The Commissioner filed objections to the Report and Recommendation ("Objections") on January 9, 2015 (ECF No. 35). The Commissioner objects to the magistrate judge's recommendation concerning the ALJ's Listing 12.05C analysis. The magistrate judge concluded that the ALJ had failed to fully or properly (1) consider the plaintiff's educational history; (2) address the plaintiff's intellectual functioning; and (3) explain why he determined certain tests to be more reliable.

The magistrate judges recitation of the applicable law concerning Listing 12.05C is thorough and accurate and the undersigned would not repeat it here.[1]

I. Listing 12.05C

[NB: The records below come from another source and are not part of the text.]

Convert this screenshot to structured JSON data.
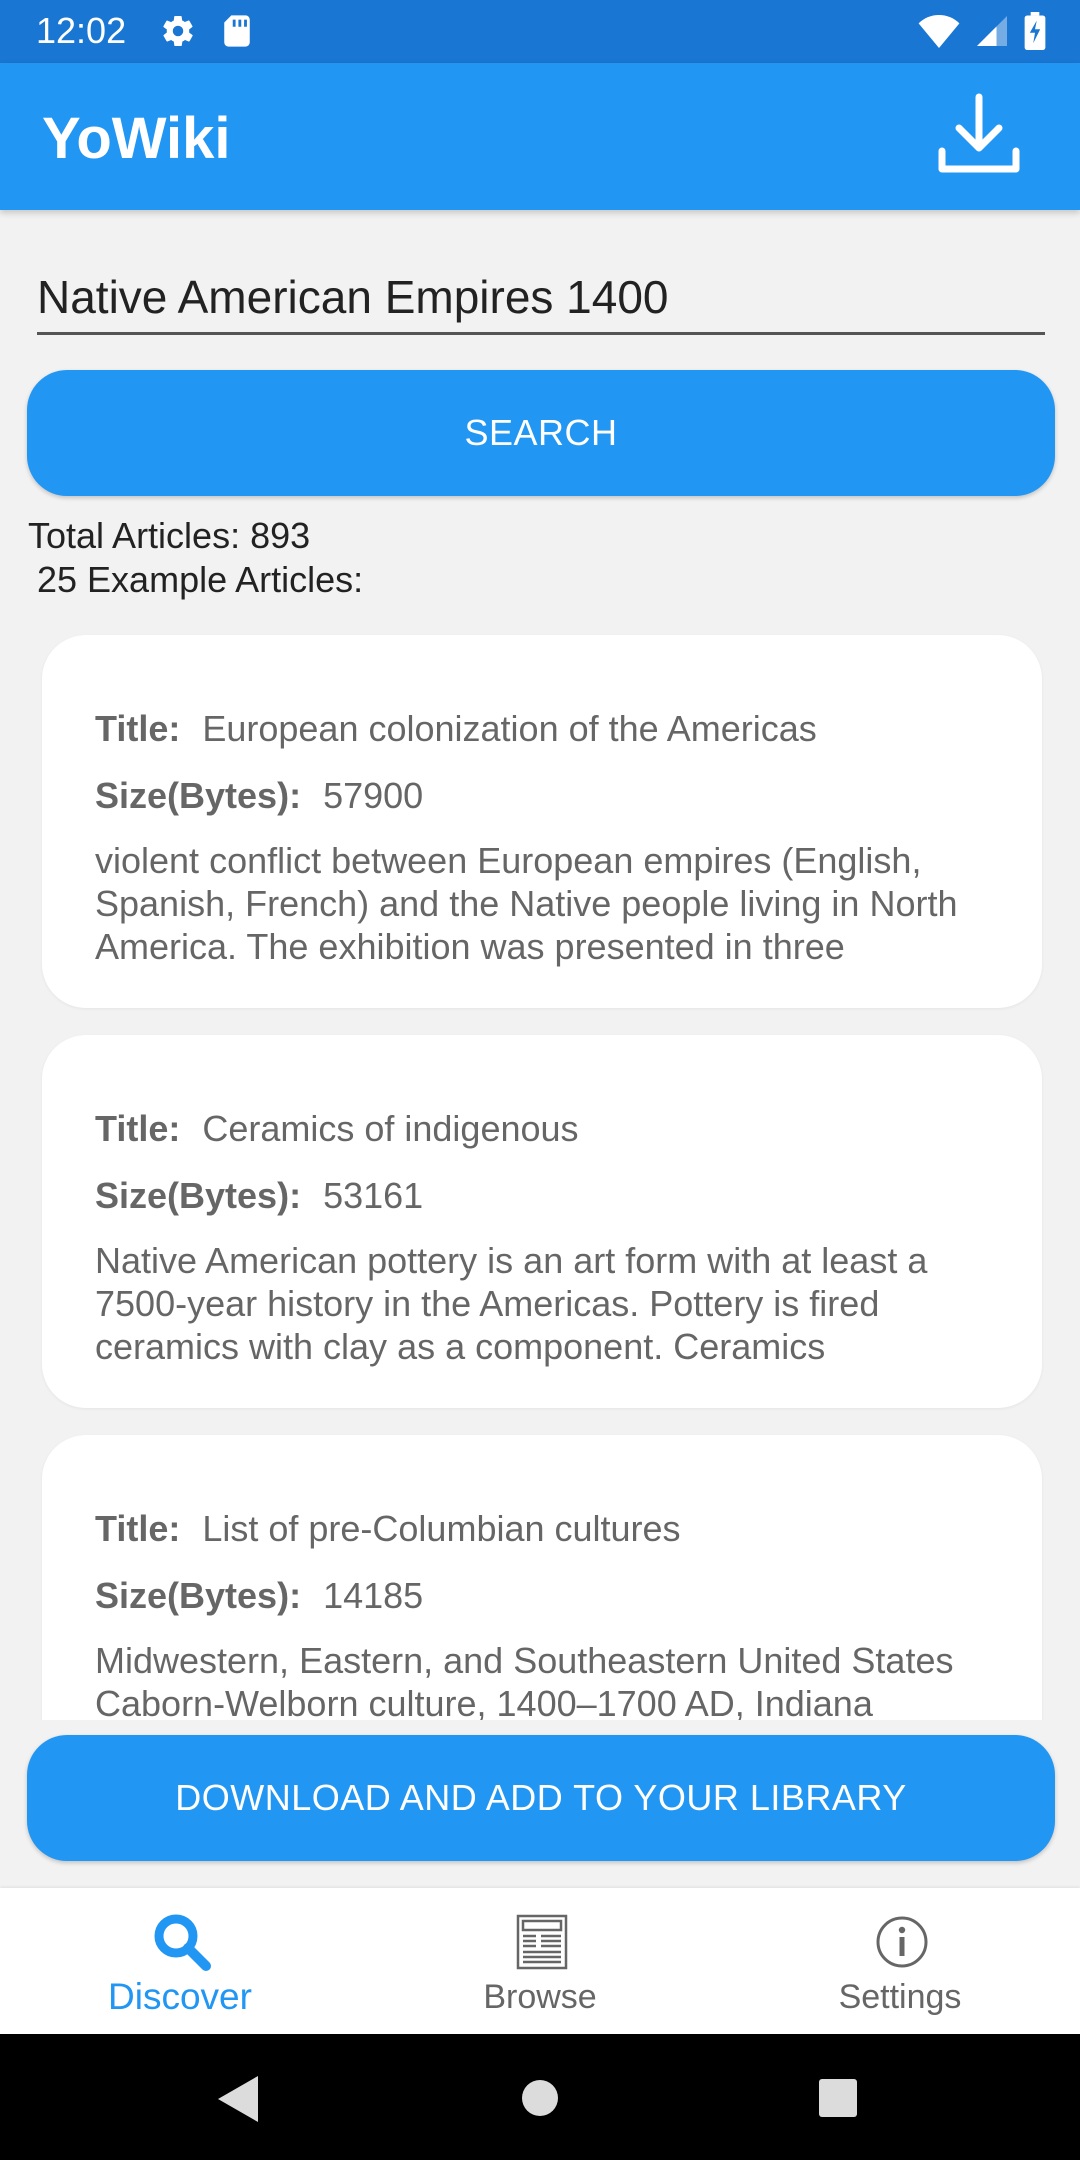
{
  "status_bar": {
    "time": "12:02"
  },
  "app_bar": {
    "title": "YoWiki"
  },
  "search": {
    "value": "Native American Empires 1400",
    "button_label": "SEARCH"
  },
  "summary": {
    "total": "Total Articles: 893",
    "examples": "25 Example Articles:"
  },
  "labels": {
    "title": "Title:",
    "size": "Size(Bytes):"
  },
  "articles": [
    {
      "title": "European colonization of the Americas",
      "size": "57900",
      "snippet": "violent conflict between European empires (English, Spanish, French) and the Native people living in North America. The exhibition was presented in three"
    },
    {
      "title": "Ceramics of indigenous",
      "size": "53161",
      "snippet": "Native American pottery is an art form with at least a 7500-year history in the Americas. Pottery is fired ceramics with clay as a component. Ceramics"
    },
    {
      "title": "List of pre-Columbian cultures",
      "size": "14185",
      "snippet": "Midwestern, Eastern, and Southeastern United States Caborn-Welborn culture, 1400–1700 AD, Indiana"
    }
  ],
  "download_button": {
    "label": "DOWNLOAD AND ADD TO YOUR LIBRARY"
  },
  "bottom_nav": {
    "discover": "Discover",
    "browse": "Browse",
    "settings": "Settings"
  },
  "colors": {
    "accent": "#2196f3",
    "status_bar": "#1976d2"
  }
}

The defendant complains, in three respects, that the magistrate judge improperly found deficiency in the ALJ's 12.05C analysis. More precisely, the defendant says that the ALJ's original consideration of any deficits in the plaintiff's adaptive functioning was proper. The Court would say generally two things. First, the ALJ's decision, broadly, and with respect to this specific issue - deficits in adaptive functioning - was uncommonly thorough. The magistrate judge block quoted this analysis verbatim. The ALJ did two things well. First, he considered numerous aspects of the plaintiff's life and behavior, carefully separating out each relevant skill area for analysis. (R. at 25-287); see Atkins v. Virginia, 536 U.S. 304, 309 n.3 (2002) (relying on two American medical associations to view adaptive functioning as including areas such as communication, self-care, home living, social/interpersonal skills, use of community resources, self-direction, functional academic skills, work, leisure, health, and safety). Additionally, the ALJ made some "link" between the factual description of the plaintiff's activities in these respects and his actual mental functioning. (R. at 25-287); see Dozier v. Comm'r of Soc. Sec., 736 F.Supp.2d 1024, 1037 (D.S.C. 2010).

The magistrate judge was also commendable in her recommendation. Namely, she protected what the undersigned has guarded for years, the importance of evidence of poor IQ scores. And, while the line for a qualifying IQ score under the Listings is an admittedly contrived one - in that, some numerical test score had to be identified as the cut, so to speak - this effort of the Commissioner to so routinely find no disability for individuals with mixed-result test scores is a peculiar regularity. These individuals are almost universally mentally impaired by any reasonable view of that medical word. Of course, test scores are by no means the last word on adaptive functioning. See Norris v. Astrue, 2008 WL 4911794, at *3 (E.D. N.C. Nov. ...

Buy This Entire Record For $7.95

Download the entire decision to receive the complete text, official citation,
docket number, dissents and concurrences, and footnotes for this case.

Learn more about what you receive with purchase of this case.